The purpose of the study was to document the pastora, a song-dance performance during Christmas season that calls to celebrate the birth of Jesus Christ in two towns of Camarines Sur, Philippines. Specifically, it focused on its production aspect. The categories include: the handing down of oral traditions which influenced the trainers' casting, choreography, costumes, props, musical accompaniment, and performances. The researcher made use of real time data: videotaped pastora dances, observer’s notes, ex post facto data: stimulated recall and interviews.
There were similarities and differences in the production of these pastora. Both of the trainers were exposed to this activity at a young age.
At present, their granddaughters are members of their respective pastora groups—one way of handing down the oral tradition to the younger generations.
Both groups have dresses made of silks and laces. With regard to the choice of colors, Mimay prefers to use light colors such as white, light blue, and pink while Rita favors loud colors such as red, green, and golden yellow. At present they use only one kind of musical instrument in their pastora. Pastora Baao uses a saxophone while pastora Bombon uses a guitar.
The trainers also differ in standards for recruiting members. Mimay prefers to invite girls with good singing voice, good dancing ability, and good physical appearance, while Rita believes that willingness is the most important quality of a pastora.
The similarities in the production of these pastora reveal the possibility that pastora in Camarines Sur came from one source. The similarities also revealed the impact of pastora in maintaining religiosity and the socio-cultural environment.

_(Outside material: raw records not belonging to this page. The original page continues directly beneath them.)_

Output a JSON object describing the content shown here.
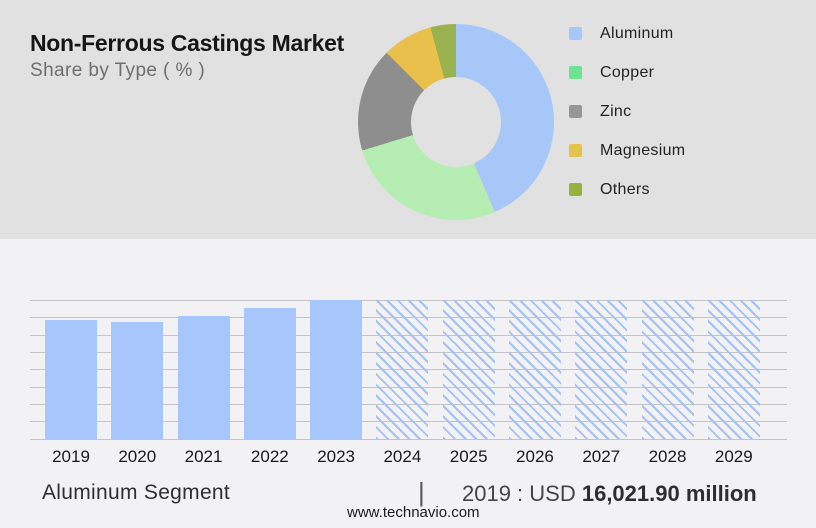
{
  "header": {
    "title": "Non-Ferrous Castings Market",
    "subtitle": "Share by Type ( % )"
  },
  "legend": {
    "items": [
      {
        "label": "Aluminum",
        "color": "#a7c6fa"
      },
      {
        "label": "Copper",
        "color": "#6fe392"
      },
      {
        "label": "Zinc",
        "color": "#979797"
      },
      {
        "label": "Magnesium",
        "color": "#e3c44e"
      },
      {
        "label": "Others",
        "color": "#98b23e"
      }
    ]
  },
  "footer": {
    "caption": "Aluminum Segment",
    "divider": "|",
    "value_prefix": "2019 : USD ",
    "value_bold": "16,021.90 million",
    "website": "www.technavio.com"
  },
  "chart_data": [
    {
      "type": "pie",
      "donut": true,
      "title": "Non-Ferrous Castings Market",
      "subtitle": "Share by Type ( % )",
      "labels": [
        "Aluminum",
        "Copper",
        "Zinc",
        "Magnesium",
        "Others"
      ],
      "values_percent_est": [
        43.5,
        26.8,
        17.2,
        8.3,
        4.2
      ],
      "slice_colors": [
        "#a7c7f9",
        "#b5edb2",
        "#8e8e8e",
        "#e9c04c",
        "#9ab350"
      ],
      "start_angle_deg": 0,
      "direction": "clockwise",
      "legend_position": "right"
    },
    {
      "type": "bar",
      "categories": [
        "2019",
        "2020",
        "2021",
        "2022",
        "2023",
        "2024",
        "2025",
        "2026",
        "2027",
        "2028",
        "2029"
      ],
      "series": [
        {
          "name": "Aluminum Segment",
          "values_usd_million_est": [
            16021.9,
            15670,
            16600,
            17590,
            18720,
            null,
            null,
            null,
            null,
            null,
            null
          ],
          "relative_heights": [
            0.856,
            0.838,
            0.887,
            0.94,
            1,
            1,
            1,
            1,
            1,
            1,
            1
          ],
          "forecast": [
            false,
            false,
            false,
            false,
            false,
            true,
            true,
            true,
            true,
            true,
            true
          ]
        }
      ],
      "bar_color": "#a7c6fb",
      "forecast_hatch_color": "#a3c1f2",
      "gridline_count": 9,
      "y_axis": "unlabeled",
      "labeled_point": {
        "year": "2019",
        "text": "2019 : USD 16,021.90 million"
      }
    }
  ]
}
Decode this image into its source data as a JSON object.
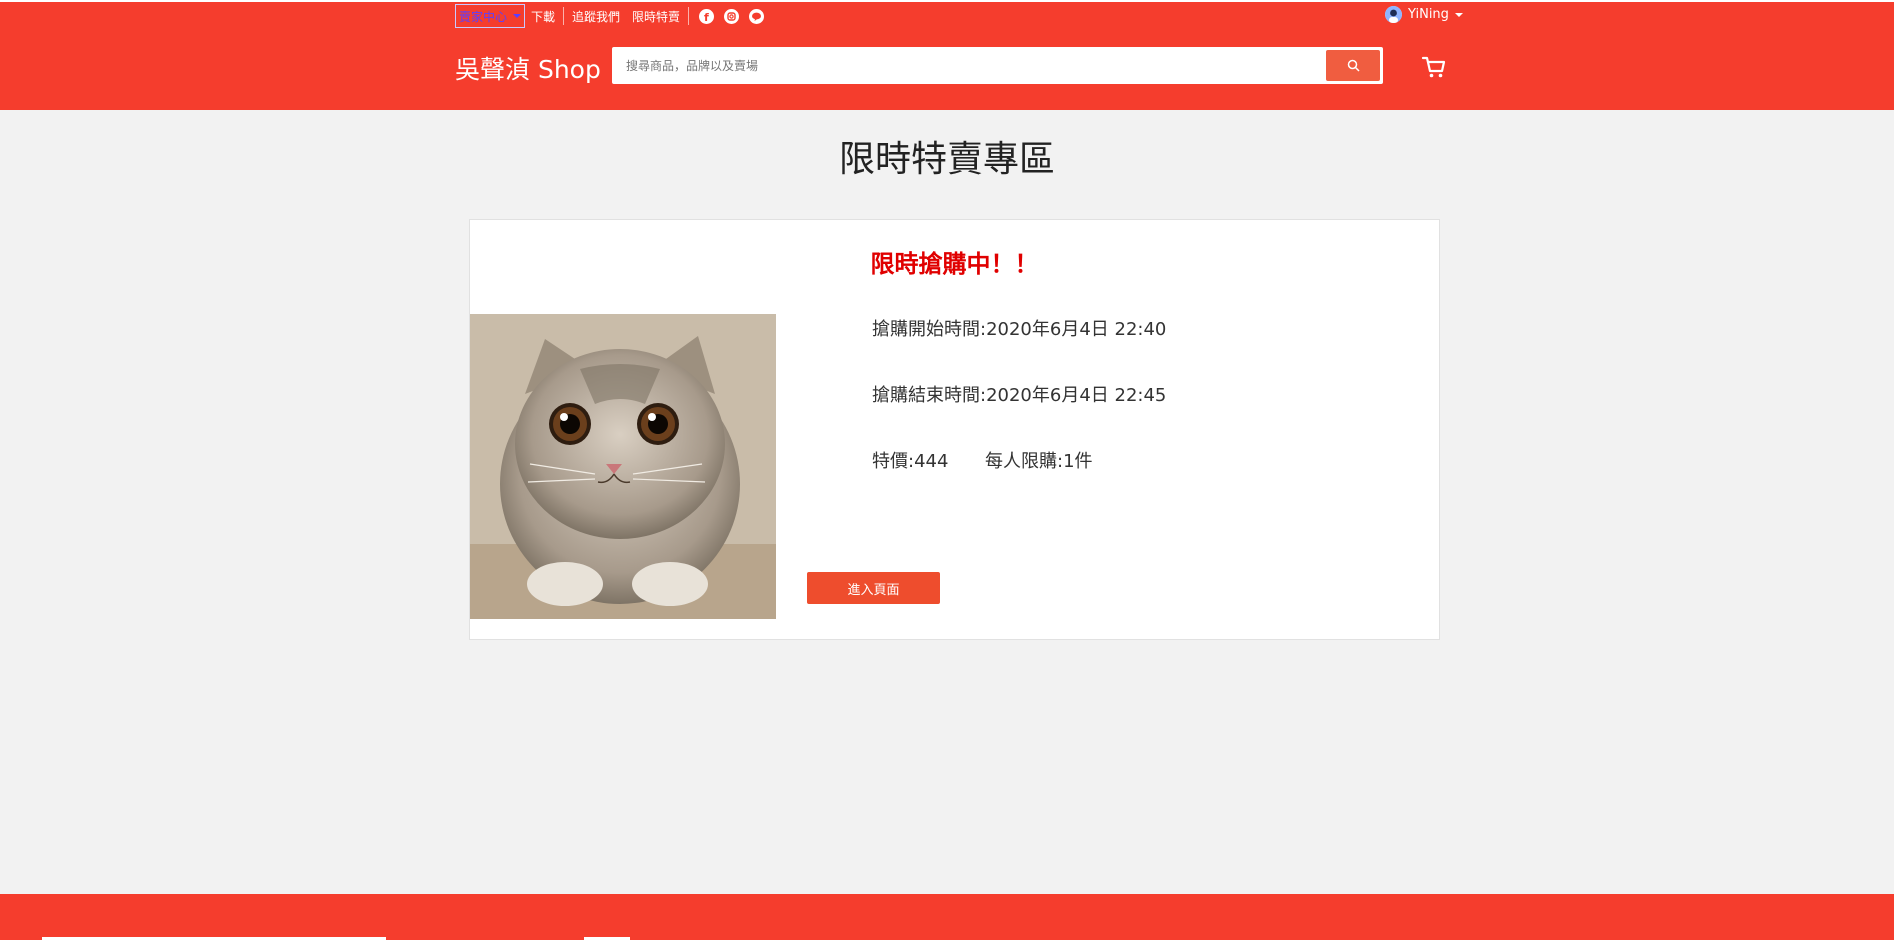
{
  "topbar": {
    "seller_center": "賣家中心",
    "download": "下載",
    "follow_us": "追蹤我們",
    "flash_sale": "限時特賣",
    "social_icons": [
      "facebook-icon",
      "instagram-icon",
      "line-icon"
    ],
    "username": "YiNing"
  },
  "header": {
    "brand": "吳聲湞 Shop",
    "search_placeholder": "搜尋商品，品牌以及賣場"
  },
  "page": {
    "title": "限時特賣專區"
  },
  "sale": {
    "status": "限時搶購中！！",
    "start_time": "搶購開始時間:2020年6月4日 22:40",
    "end_time": "搶購結束時間:2020年6月4日 22:45",
    "price": "特價:444",
    "limit": "每人限購:1件",
    "enter_button": "進入頁面"
  },
  "colors": {
    "brand_red": "#f53d2d",
    "button_red": "#ee4d2d",
    "flash_text": "#e00000",
    "background": "#f2f2f2"
  }
}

The differences are influenced by the tradition handed down to trainers, the trainers’ personal outlook, geographical locations, and economic condition